▶ _ACTIVITY_
The reply must contain all of the records, unchanged.

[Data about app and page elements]
*-*-*

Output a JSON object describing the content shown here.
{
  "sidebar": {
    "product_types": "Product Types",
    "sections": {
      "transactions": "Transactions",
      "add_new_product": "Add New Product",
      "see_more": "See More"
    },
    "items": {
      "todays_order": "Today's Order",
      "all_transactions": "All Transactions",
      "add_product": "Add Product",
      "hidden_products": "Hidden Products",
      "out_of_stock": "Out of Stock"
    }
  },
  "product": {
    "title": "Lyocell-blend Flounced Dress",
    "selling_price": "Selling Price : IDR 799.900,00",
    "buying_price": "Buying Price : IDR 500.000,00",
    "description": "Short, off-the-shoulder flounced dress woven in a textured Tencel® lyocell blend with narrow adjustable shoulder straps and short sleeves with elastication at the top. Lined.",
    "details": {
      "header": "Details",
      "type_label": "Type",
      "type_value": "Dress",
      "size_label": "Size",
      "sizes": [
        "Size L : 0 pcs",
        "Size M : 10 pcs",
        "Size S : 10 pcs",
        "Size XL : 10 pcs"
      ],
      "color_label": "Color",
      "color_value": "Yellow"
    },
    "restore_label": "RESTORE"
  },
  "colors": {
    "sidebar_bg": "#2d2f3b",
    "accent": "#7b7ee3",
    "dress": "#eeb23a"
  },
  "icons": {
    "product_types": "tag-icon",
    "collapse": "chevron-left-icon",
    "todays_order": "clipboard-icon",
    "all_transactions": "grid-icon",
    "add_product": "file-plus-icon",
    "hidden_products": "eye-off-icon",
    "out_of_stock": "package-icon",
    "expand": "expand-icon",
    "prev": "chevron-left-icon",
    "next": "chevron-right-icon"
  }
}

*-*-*

▶ _SOLVED EXERCISE_
Output a JSON object describing the content shown here.
{
  "sidebar": {
    "product_types": "Product Types",
    "sections": {
      "transactions": "Transactions",
      "add_new_product": "Add New Product",
      "see_more": "See More"
    },
    "items": {
      "todays_order": "Today's Order",
      "all_transactions": "All Transactions",
      "add_product": "Add Product",
      "hidden_products": "Hidden Products",
      "out_of_stock": "Out of Stock"
    }
  },
  "product": {
    "title": "Lyocell-blend Flounced Dress",
    "selling_price": "Selling Price : IDR 799.900,00",
    "buying_price": "Buying Price : IDR 500.000,00",
    "description": "Short, off-the-shoulder flounced dress woven in a textured Tencel® lyocell blend with narrow adjustable shoulder straps and short sleeves with elastication at the top. Lined.",
    "details": {
      "header": "Details",
      "type_label": "Type",
      "type_value": "Dress",
      "size_label": "Size",
      "sizes": [
        "Size L : 0 pcs",
        "Size M : 10 pcs",
        "Size S : 10 pcs",
        "Size XL : 10 pcs"
      ],
      "color_label": "Color",
      "color_value": "Yellow"
    },
    "restore_label": "RESTORE"
  },
  "colors": {
    "sidebar_bg": "#2d2f3b",
    "accent": "#7b7ee3",
    "dress": "#eeb23a"
  },
  "icons": {
    "product_types": "tag-icon",
    "collapse": "chevron-left-icon",
    "todays_order": "clipboard-icon",
    "all_transactions": "grid-icon",
    "add_product": "file-plus-icon",
    "hidden_products": "eye-off-icon",
    "out_of_stock": "package-icon",
    "expand": "expand-icon",
    "prev": "chevron-left-icon",
    "next": "chevron-right-icon"
  }
}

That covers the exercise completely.